Adam Hamilton. Forgiveness: Finding Peace Through Letting Go. Nashville: Abingdon Press, 2012. 160 pp. $12.42.
It is impossible to walk through this life without hurting someone or being hurt by someone. God, of course, knows this fact, which explains why he chose to teach us in his word about forgiveness. Adam Hamilton, senior pastor of the United Methodist Church of the Resurrection in Leawood, Kansas and author of several books, has taken a stab at the important topic of helping Christians understand forgiveness in simple terms in his book appropriately titled Forgiveness.
Hamilton’s work is sweet, simple, and full of application. He illustrates often, depicting carrying the burden of anger like a backpack full of stones. Nothing in this work is too complex for believers to easily grasp and immediately apply.
One example of the helpful counsel the author offers is in the acronym R.A.P. Whenever we find ourselves offended by something that another person does that is not really significant, Hamilton suggest we (R) remember that we have probably done something similar in our own lives, (A) assume the best about the person who offended us, and (P) pray for the person who has offended us. IF we will practice this simple plan, we will find it much easier to let go of simple annoyances before they become big problems.

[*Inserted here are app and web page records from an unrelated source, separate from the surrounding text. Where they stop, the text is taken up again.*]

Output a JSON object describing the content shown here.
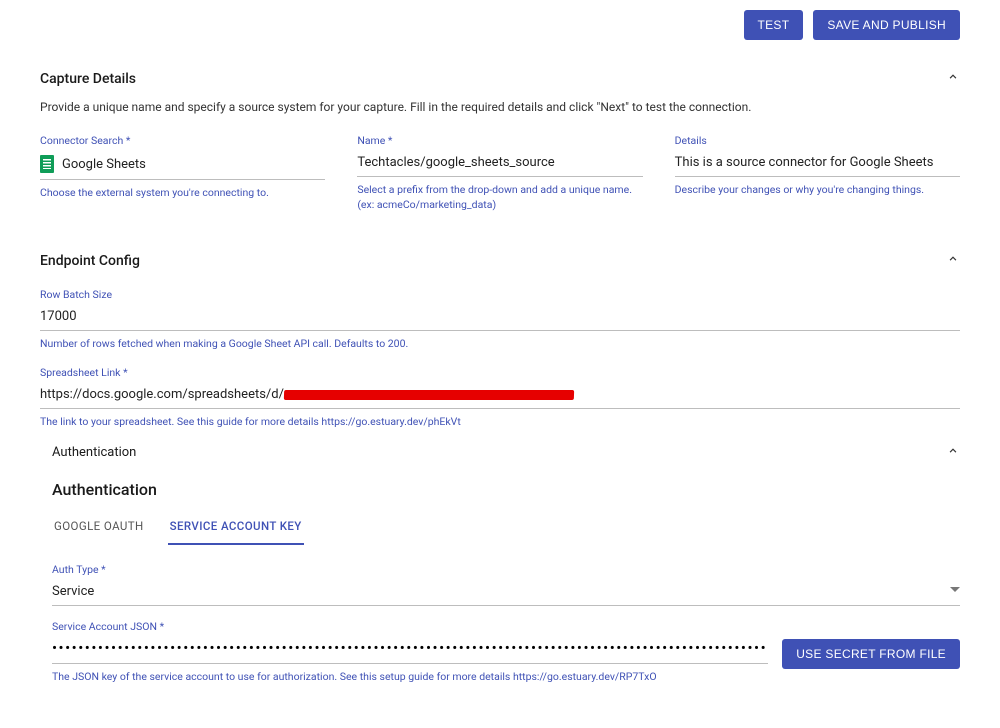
{
  "topbar": {
    "test_label": "TEST",
    "save_label": "SAVE AND PUBLISH"
  },
  "capture": {
    "title": "Capture Details",
    "description": "Provide a unique name and specify a source system for your capture. Fill in the required details and click \"Next\" to test the connection.",
    "connector_search": {
      "label": "Connector Search *",
      "value": "Google Sheets",
      "helper": "Choose the external system you're connecting to."
    },
    "name": {
      "label": "Name *",
      "value": "Techtacles/google_sheets_source",
      "helper": "Select a prefix from the drop-down and add a unique name. (ex: acmeCo/marketing_data)"
    },
    "details": {
      "label": "Details",
      "value": "This is a source connector for Google Sheets",
      "helper": "Describe your changes or why you're changing things."
    }
  },
  "endpoint": {
    "title": "Endpoint Config",
    "row_batch": {
      "label": "Row Batch Size",
      "value": "17000",
      "helper": "Number of rows fetched when making a Google Sheet API call. Defaults to 200."
    },
    "spreadsheet_link": {
      "label": "Spreadsheet Link *",
      "prefix": "https://docs.google.com/spreadsheets/d/",
      "helper": "The link to your spreadsheet. See this guide for more details https://go.estuary.dev/phEkVt"
    },
    "auth_section": {
      "header": "Authentication"
    },
    "auth_block": {
      "title": "Authentication",
      "tabs": [
        {
          "label": "GOOGLE OAUTH",
          "active": false
        },
        {
          "label": "SERVICE ACCOUNT KEY",
          "active": true
        }
      ],
      "auth_type": {
        "label": "Auth Type *",
        "value": "Service"
      },
      "service_json": {
        "label": "Service Account JSON *",
        "masked": "•••••••••••••••••••••••••••••••••••••••••••••••••••••••••••••••••••••••••••••••••••••••••••••••••••••••••••••••••••••••••••••••••••••••••••••••••••••••••••••••••••••••••••••••••",
        "helper": "The JSON key of the service account to use for authorization. See this setup guide for more details https://go.estuary.dev/RP7TxO",
        "button": "USE SECRET FROM FILE"
      }
    }
  }
}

Hamilton also does a fine job with his explanation of the concept of repentance. The author grasps that repentance is more than mere change. Instead, he presents the truly biblical understanding of repentance as a change of mind which leads to sorrow and a change of action.
I found that the book may have relied a bit more heavily on psychological theory than I would have preferred. An example of this comes in the premise that we forgive in order to free ourselves of burdens, regardless of the actions of others. The author does not back this teaching with a solidly biblical foundation, thus leaving it open to question whether this principle is truly in Scripture or merely in modern therapy. Understand that I’m not arguing that the author is wrong here (it is often experientially true that we feel a release when we forgive and there is also an appropriate way in which we let go of our anger against others before God that is clearly biblical), but simply that I would have liked a more Scripture-driven approach rather than an approach founded in psychology. Since the need to forgive has been present since Adam and Eve, the authors of Scripture and the God who inspired it obviously knew the topic well. Why, then, can we not find letting go for one’s own emotional release as a Scriptural motivation for forgiveness? This leaves me wondering if there is not something missing.

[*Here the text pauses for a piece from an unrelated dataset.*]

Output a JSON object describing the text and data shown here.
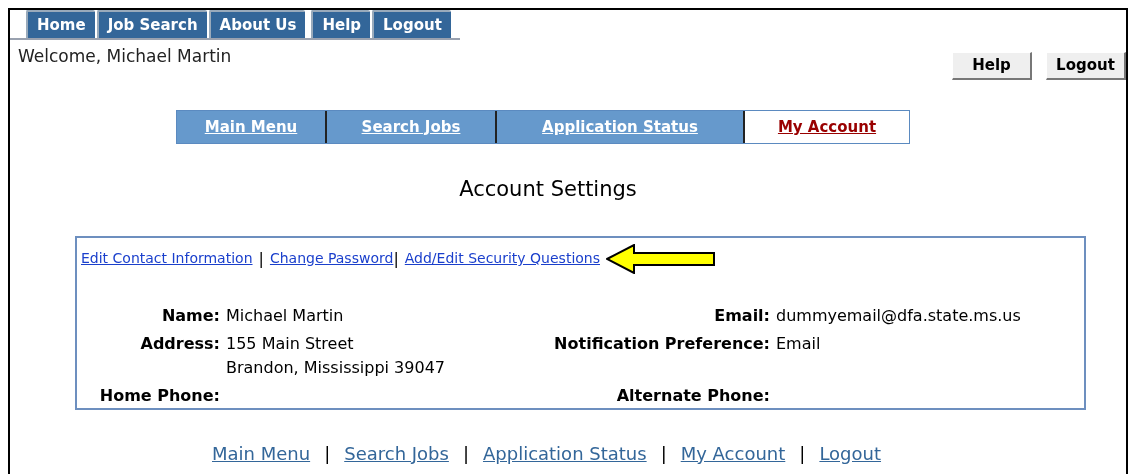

Similarly, the author points out that it is often important to confront those who have sinned against us. However, he does not share with us much about when we can then complete the transaction of forgiveness. I would have liked to find more in this work about the hard question of what to do when a person sins against another and yet refuses to acknowledge it or repent.
Hamilton’s work is a nice, short, and easy read on a topic that is of great importance to Christians. In many ways, the book is helpful. Obviously, a book of this size will not be able to cover every contingency and will not be an exhaustive theological look at the topic. For those looking for a quick peek at the topic of forgiveness, this book has points to recommend it. However, in general I would send readers elsewhere if they really want to dig into the topic. Specifically, I would recommend Chris Brauns, Unpacking Forgiveness: Biblical Answers for Complex Questions and Deep Wounds (Wheaton: Crossway, 2008).
As part of their reviewers program, I received a free audio version of this book from ChristianAudio.com in exchange for an honest review. The audio quality of this work, like all the products from this company, was quite solid.